_EXERCISE DATA_:
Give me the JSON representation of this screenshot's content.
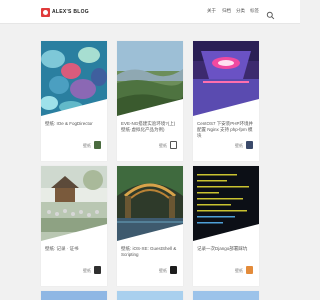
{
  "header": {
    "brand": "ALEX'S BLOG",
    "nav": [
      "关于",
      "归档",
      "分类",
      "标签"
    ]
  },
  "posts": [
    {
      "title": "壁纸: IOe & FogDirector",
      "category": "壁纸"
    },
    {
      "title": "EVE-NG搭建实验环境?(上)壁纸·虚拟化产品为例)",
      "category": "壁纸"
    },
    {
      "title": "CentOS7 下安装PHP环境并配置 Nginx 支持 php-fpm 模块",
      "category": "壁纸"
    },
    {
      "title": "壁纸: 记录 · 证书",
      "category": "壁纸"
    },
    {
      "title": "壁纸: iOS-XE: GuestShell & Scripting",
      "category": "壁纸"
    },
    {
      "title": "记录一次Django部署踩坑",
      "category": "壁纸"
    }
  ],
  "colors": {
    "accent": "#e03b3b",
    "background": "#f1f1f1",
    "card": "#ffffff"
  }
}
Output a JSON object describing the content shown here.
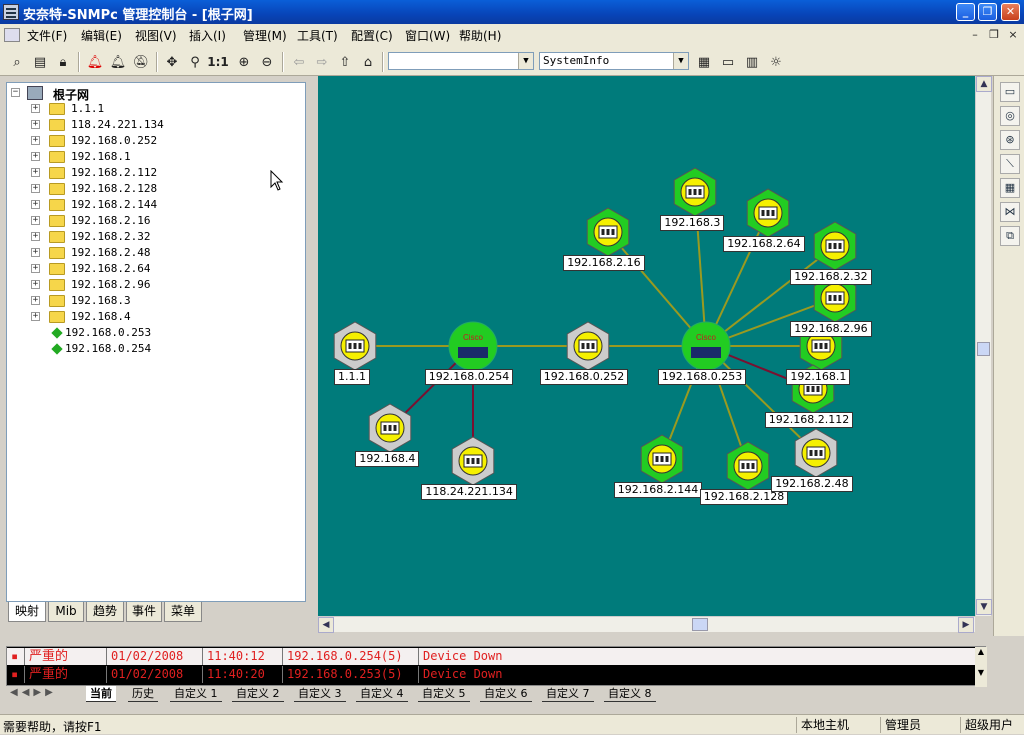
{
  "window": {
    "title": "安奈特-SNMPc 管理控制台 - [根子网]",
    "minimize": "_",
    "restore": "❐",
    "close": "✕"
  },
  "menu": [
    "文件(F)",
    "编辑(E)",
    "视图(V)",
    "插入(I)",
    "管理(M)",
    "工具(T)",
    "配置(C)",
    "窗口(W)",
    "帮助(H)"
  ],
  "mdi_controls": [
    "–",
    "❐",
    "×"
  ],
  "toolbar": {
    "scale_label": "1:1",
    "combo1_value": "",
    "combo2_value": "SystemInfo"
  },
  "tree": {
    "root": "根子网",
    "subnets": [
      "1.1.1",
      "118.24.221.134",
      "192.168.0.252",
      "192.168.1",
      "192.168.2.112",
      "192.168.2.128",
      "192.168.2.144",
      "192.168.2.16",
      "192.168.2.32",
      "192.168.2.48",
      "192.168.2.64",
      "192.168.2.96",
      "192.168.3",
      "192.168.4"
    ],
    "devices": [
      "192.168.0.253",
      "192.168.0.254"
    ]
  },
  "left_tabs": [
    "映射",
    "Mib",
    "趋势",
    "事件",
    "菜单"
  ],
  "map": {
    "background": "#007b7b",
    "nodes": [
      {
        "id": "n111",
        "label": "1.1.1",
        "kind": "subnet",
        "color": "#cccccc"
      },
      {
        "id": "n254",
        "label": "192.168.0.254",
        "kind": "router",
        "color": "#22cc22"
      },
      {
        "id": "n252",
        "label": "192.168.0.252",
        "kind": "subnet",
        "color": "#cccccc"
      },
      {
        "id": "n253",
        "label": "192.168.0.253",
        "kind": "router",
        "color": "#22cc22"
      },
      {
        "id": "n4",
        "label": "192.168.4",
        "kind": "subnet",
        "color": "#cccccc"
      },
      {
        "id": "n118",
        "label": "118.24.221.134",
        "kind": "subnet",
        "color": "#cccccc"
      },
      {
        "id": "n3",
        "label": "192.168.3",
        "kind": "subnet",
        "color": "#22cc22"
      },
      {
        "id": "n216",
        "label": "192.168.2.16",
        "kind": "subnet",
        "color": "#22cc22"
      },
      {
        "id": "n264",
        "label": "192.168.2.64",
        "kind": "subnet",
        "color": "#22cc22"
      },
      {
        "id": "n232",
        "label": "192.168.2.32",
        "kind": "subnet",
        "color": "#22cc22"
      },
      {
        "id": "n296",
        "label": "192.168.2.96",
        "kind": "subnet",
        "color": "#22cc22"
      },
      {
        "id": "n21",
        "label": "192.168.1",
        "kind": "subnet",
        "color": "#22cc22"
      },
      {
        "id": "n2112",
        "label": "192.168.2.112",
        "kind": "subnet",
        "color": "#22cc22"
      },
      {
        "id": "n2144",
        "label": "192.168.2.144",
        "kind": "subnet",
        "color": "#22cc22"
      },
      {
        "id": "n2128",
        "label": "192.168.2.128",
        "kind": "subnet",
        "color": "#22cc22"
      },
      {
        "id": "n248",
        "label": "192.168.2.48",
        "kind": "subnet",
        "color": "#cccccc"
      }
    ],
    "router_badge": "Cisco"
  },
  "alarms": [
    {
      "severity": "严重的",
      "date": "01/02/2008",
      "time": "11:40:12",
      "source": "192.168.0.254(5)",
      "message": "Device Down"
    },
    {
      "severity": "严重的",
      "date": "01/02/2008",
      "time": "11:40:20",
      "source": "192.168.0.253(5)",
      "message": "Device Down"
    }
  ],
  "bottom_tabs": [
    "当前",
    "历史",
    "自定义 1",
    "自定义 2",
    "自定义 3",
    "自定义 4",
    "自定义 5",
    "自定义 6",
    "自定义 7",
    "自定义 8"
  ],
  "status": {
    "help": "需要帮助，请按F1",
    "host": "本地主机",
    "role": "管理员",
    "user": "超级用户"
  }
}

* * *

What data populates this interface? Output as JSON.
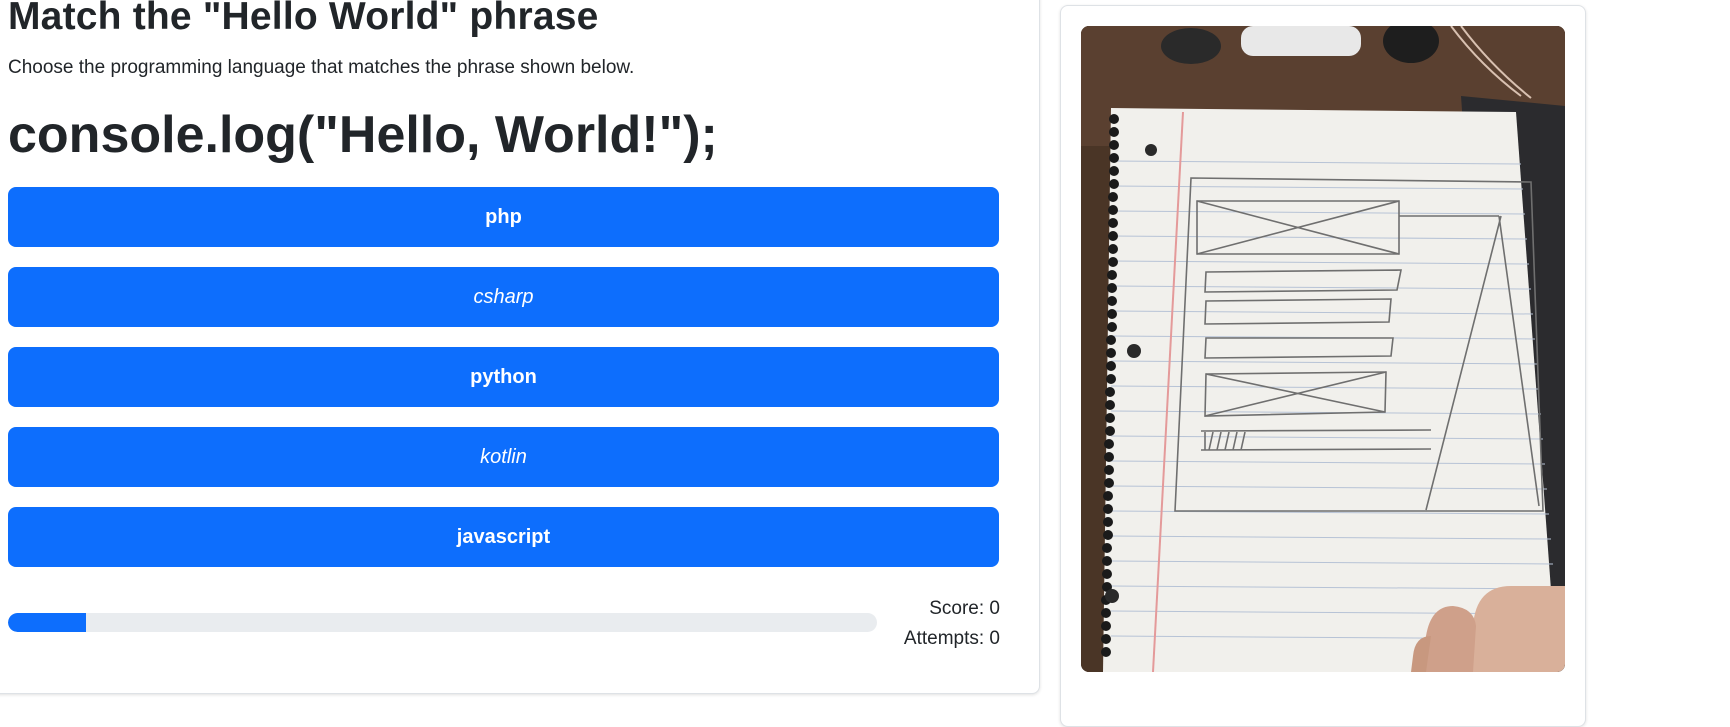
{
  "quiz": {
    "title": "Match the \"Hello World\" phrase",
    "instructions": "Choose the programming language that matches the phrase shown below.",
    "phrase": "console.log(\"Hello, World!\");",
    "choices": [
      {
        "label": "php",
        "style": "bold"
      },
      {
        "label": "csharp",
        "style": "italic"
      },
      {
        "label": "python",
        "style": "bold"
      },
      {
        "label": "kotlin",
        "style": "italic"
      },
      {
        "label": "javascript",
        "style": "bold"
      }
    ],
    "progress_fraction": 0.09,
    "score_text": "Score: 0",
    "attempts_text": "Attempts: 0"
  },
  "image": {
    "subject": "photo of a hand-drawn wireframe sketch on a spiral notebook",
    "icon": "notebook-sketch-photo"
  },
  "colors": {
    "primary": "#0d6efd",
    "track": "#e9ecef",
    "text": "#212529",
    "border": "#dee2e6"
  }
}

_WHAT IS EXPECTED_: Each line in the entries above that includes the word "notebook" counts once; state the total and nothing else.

_TASK ANSWER_: 2